# DATASET
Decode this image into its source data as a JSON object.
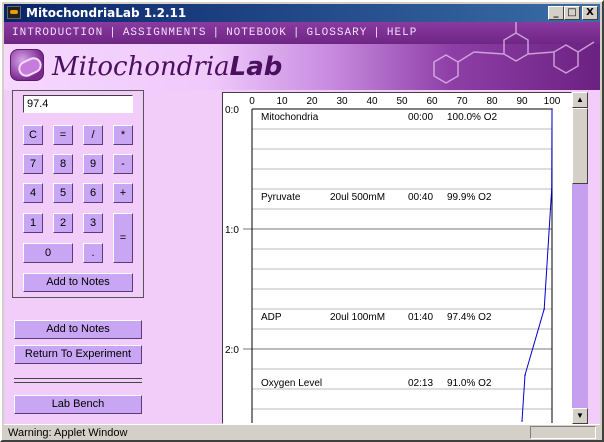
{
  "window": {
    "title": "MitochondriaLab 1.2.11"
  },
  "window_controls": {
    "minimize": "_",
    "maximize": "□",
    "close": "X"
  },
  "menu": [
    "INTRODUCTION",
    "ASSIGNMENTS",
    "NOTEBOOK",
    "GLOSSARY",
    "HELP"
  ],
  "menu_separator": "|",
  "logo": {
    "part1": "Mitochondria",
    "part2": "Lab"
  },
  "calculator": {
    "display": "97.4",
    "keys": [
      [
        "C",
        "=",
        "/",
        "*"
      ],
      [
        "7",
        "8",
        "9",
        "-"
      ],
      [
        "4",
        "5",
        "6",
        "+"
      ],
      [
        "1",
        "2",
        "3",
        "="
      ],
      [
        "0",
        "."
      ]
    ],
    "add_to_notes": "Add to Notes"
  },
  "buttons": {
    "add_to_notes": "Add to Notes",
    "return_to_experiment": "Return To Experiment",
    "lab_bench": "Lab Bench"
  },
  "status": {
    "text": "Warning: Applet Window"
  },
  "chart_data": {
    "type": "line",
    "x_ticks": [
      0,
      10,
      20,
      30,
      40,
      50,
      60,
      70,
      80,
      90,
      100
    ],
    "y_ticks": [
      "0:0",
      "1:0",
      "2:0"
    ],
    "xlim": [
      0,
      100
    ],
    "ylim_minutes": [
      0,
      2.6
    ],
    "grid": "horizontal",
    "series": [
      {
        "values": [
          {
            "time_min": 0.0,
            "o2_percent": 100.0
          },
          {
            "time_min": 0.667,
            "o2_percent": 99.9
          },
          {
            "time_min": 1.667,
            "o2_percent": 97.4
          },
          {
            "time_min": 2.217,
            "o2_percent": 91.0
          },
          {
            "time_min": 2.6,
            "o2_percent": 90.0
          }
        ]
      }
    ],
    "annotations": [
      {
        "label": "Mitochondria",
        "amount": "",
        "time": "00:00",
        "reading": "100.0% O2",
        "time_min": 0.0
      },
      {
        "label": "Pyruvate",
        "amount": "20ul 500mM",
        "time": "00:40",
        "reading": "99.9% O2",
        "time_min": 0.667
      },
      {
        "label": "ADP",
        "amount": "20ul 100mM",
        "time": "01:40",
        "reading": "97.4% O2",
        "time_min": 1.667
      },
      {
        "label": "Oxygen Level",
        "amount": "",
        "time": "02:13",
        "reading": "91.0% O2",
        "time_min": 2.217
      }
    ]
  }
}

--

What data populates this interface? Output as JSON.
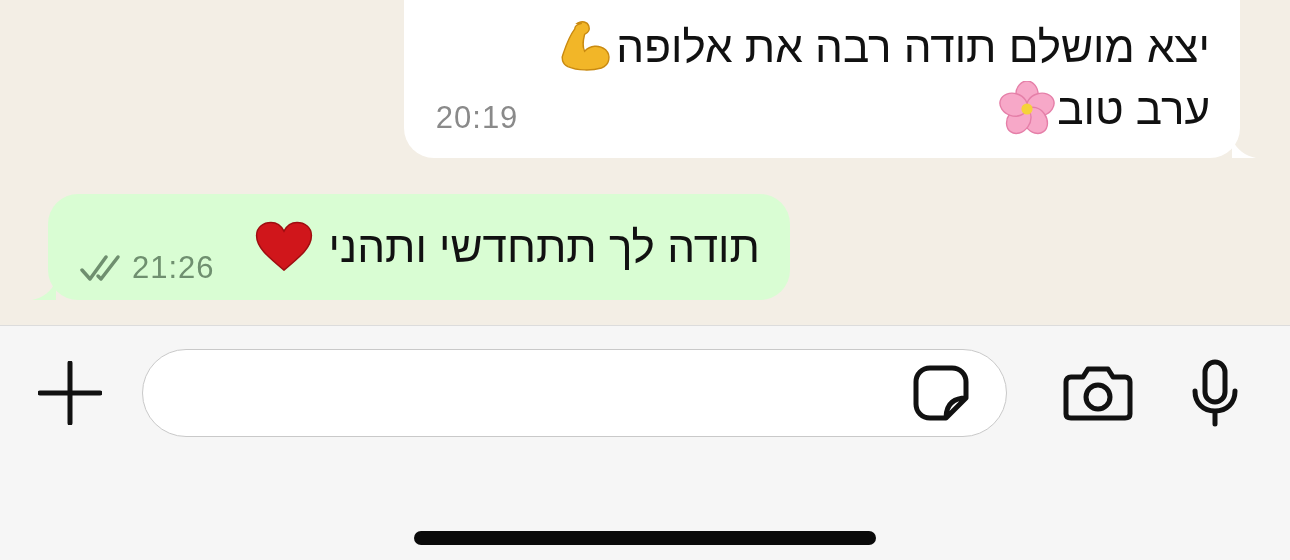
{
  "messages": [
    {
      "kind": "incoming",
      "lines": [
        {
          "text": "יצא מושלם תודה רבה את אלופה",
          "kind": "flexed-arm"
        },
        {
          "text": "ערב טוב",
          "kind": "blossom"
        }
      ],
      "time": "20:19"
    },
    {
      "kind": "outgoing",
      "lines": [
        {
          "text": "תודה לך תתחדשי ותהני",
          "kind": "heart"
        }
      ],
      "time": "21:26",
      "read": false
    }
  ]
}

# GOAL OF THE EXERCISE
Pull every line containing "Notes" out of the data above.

# RESPONSE BELOW
    "add_to_notes": "Add to Notes"
    "add_to_notes": "Add to Notes",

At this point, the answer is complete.